I am writing because he is very opinionated and shuts me down whenever I say something that he disagrees with. Recently, it was when I said that Patrick Mahomes of the Kansas City Chiefs is patient and that the New England Patriots were underdogs before the game, which the Patriots won – barely. But my brother-in-law disputed both of my comments and left no room to have another perspective.
In addition, after he has finished a meal, he often begins talking about food, where he’s going to get it next – Chinese takeout, for instance – or where he gets the best meatballs, etc.
Is it me, or is this recurrent behavior a put-down to me, seeing as I’m a good cook and he seems competitive with me about other matters? I haven’t cut him off as yet because of family ties, but I’m pretty tired of this kind of boorish behavior when he comes over at our invitation to have dinner together.
Thank you for weighing in. – At the End of My Patience
Dear End of Patience: I’m not so sure that his talking about his favorite meatballs or where he likes to get Chinese food is a put-down about your cooking. That is, of course, unless you are serving meatballs or Chinese food that night. No one likes to be around an opinionated person who refuses to listen to another’s perspective, so you might ask your husband to help with this situation – either by talking privately to your brother-in-law or in defending you at dinner when the conversation gets heated.

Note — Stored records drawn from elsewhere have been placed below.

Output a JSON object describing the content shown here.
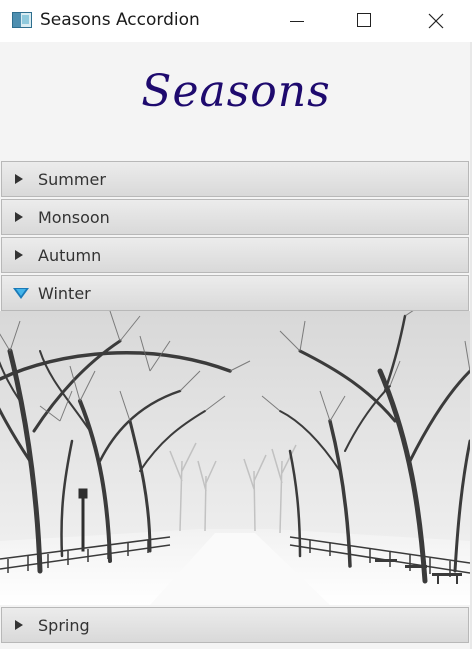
{
  "window": {
    "title": "Seasons Accordion"
  },
  "header": {
    "heading": "Seasons"
  },
  "accordion": {
    "panes": [
      {
        "label": "Summer",
        "expanded": false
      },
      {
        "label": "Monsoon",
        "expanded": false
      },
      {
        "label": "Autumn",
        "expanded": false
      },
      {
        "label": "Winter",
        "expanded": true
      },
      {
        "label": "Spring",
        "expanded": false
      }
    ]
  },
  "icons": {
    "app": "app-icon",
    "minimize": "minimize-icon",
    "maximize": "maximize-icon",
    "close": "close-icon",
    "collapsed": "chevron-right-icon",
    "expanded": "chevron-down-icon"
  },
  "colors": {
    "heading": "#1e0a6e",
    "expanded_arrow": "#43b4ea"
  }
}
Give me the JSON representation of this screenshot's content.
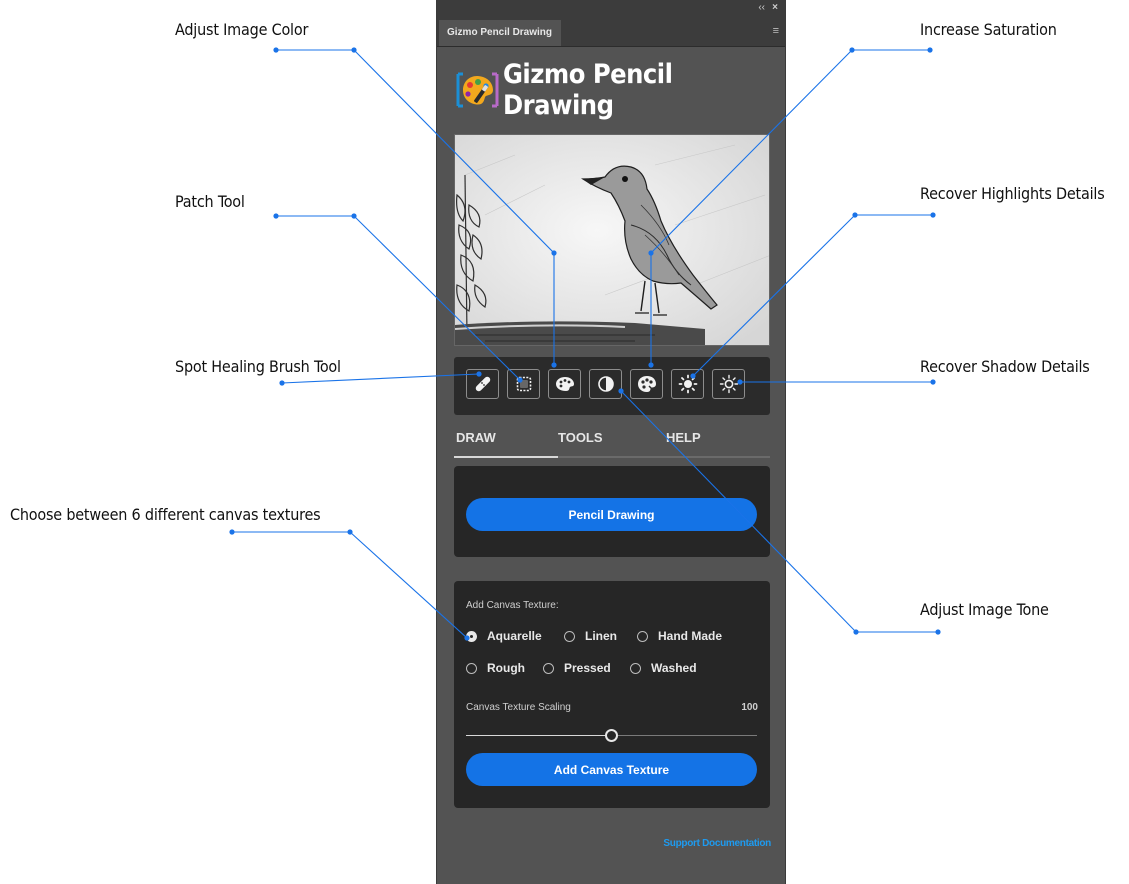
{
  "callouts": {
    "adjust_color": "Adjust Image Color",
    "patch_tool": "Patch Tool",
    "spot_healing": "Spot Healing Brush Tool",
    "canvas_textures": "Choose between 6 different canvas textures",
    "increase_saturation": "Increase Saturation",
    "recover_highlights": "Recover Highlights Details",
    "recover_shadows": "Recover Shadow Details",
    "adjust_tone": "Adjust Image Tone"
  },
  "panel": {
    "tab_label": "Gizmo Pencil Drawing",
    "collapse_glyph": "‹‹",
    "close_glyph": "×",
    "menu_glyph": "≡"
  },
  "logo": {
    "text": "Gizmo Pencil Drawing"
  },
  "toolbar": {
    "icons": [
      "bandage-icon",
      "patch-icon",
      "palette-icon",
      "contrast-icon",
      "saturation-icon",
      "highlight-sun-icon",
      "shadow-sun-icon"
    ]
  },
  "tabs": [
    "DRAW",
    "TOOLS",
    "HELP"
  ],
  "draw": {
    "button_label": "Pencil Drawing"
  },
  "texture": {
    "section_label": "Add Canvas Texture:",
    "options": [
      "Aquarelle",
      "Linen",
      "Hand Made",
      "Rough",
      "Pressed",
      "Washed"
    ],
    "selected": "Aquarelle",
    "scaling_label": "Canvas Texture Scaling",
    "scaling_value": "100",
    "slider_fraction": 0.5,
    "add_button_label": "Add Canvas Texture"
  },
  "footer": {
    "support_link": "Support Documentation"
  },
  "colors": {
    "accent": "#1473e6",
    "callout_line": "#1a73e8",
    "panel_bg": "#535353",
    "card_bg": "#262626"
  }
}
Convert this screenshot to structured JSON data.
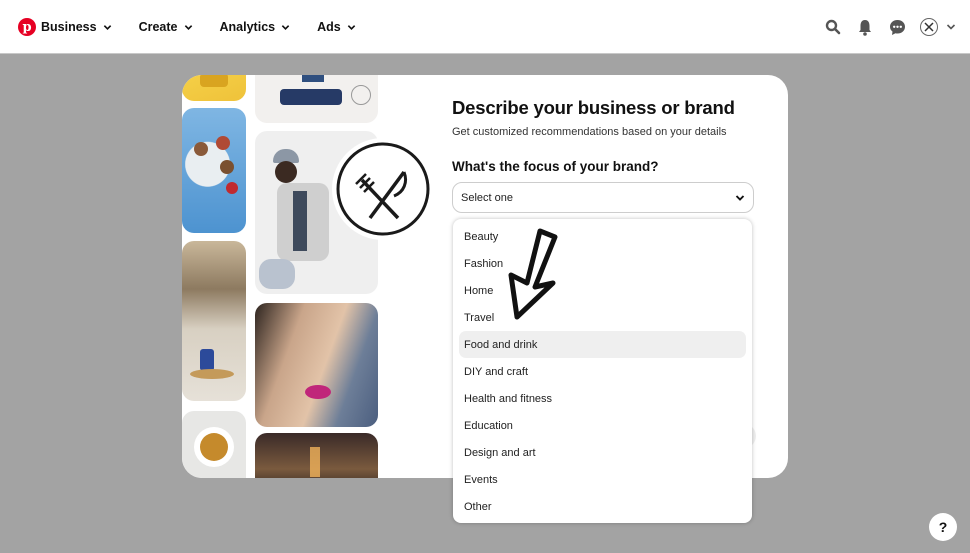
{
  "nav": {
    "logo": "p",
    "items": [
      {
        "label": "Business"
      },
      {
        "label": "Create"
      },
      {
        "label": "Analytics"
      },
      {
        "label": "Ads"
      }
    ],
    "icons": [
      "search-icon",
      "notifications-bell-icon",
      "messages-icon",
      "account-avatar"
    ]
  },
  "modal": {
    "title": "Describe your business or brand",
    "subtitle": "Get customized recommendations based on your details",
    "question": "What's the focus of your brand?",
    "select_value": "Select one",
    "collage_images": [
      "yellow-dinosaur-toy",
      "living-room-sofa",
      "food-platter",
      "man-in-jacket",
      "kids-bunk-bed",
      "woman-portrait",
      "bowl-of-food",
      "city-street-lights"
    ],
    "profile_badge": "fork-and-knife-logo"
  },
  "dropdown": {
    "highlighted": "Food and drink",
    "options": [
      {
        "label": "Beauty"
      },
      {
        "label": "Fashion"
      },
      {
        "label": "Home"
      },
      {
        "label": "Travel"
      },
      {
        "label": "Food and drink"
      },
      {
        "label": "DIY and craft"
      },
      {
        "label": "Health and fitness"
      },
      {
        "label": "Education"
      },
      {
        "label": "Design and art"
      },
      {
        "label": "Events"
      },
      {
        "label": "Other"
      }
    ]
  },
  "help": {
    "label": "?"
  },
  "colors": {
    "brand": "#e60023",
    "overlay": "#a3a3a3",
    "highlight": "#efefef"
  }
}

Dear Annie: My boss is currently in marriage counseling. I found this out directly from him. He goes to regular weekly meetings with his wife. He’s always in an especially bad mood on those days. I think their marriage is in a really bad state. That already makes me sad, but I’ve also met his three kids, and they’re wonderful. I worry about them and about my boss.
Is there anything I could do to help him in this time of need? I know I would want the people around me to be compassionate if I ever told them I’m going through something. I offered my boss some homeopathic stress relief pills, but he brushed me off. What do I do? I don’t want to stand idly by while he suffers. – Bearing the Brunt of Boss’s Breakup
Dear Bearing the Brunt: Though I truly admire your compassion for your boss’s unhappy marriage, I don’t think you should take this one on unless you are planning on leaving your job. The fact that he brushed you off when you offered him your stress relief pills may be an indication that it’s time to sit this one out. Sometimes not doing anything except listening without trying to offer advice is the best thing you can do. If he reaches out to you again, acknowledge how he feels without being patronizing or making the conversation about you.
Lastly, if in fact his marriage is in a bad state, then he has a right to be sad. Also, he is doing something about it by going to marriage counseling. Let’s hope he has a good counselor and in time his sadness and bad moods lessen.
Send your questions for Annie Lane to firstname.lastname@example.org.
Local journalism is essential.
Give directly to The Spokesman-Review's Northwest Passages community forums series -- which helps to offset the costs of several reporter and editor positions at the newspaper -- by using the easy options below. Gifts processed in this system are not tax deductible, but are predominately used to help meet the local financial requirements needed to receive national matching-grant funds.
Subscribe to the Spokane7 email newsletter
Get the day’s top entertainment headlines delivered to your inbox every morning.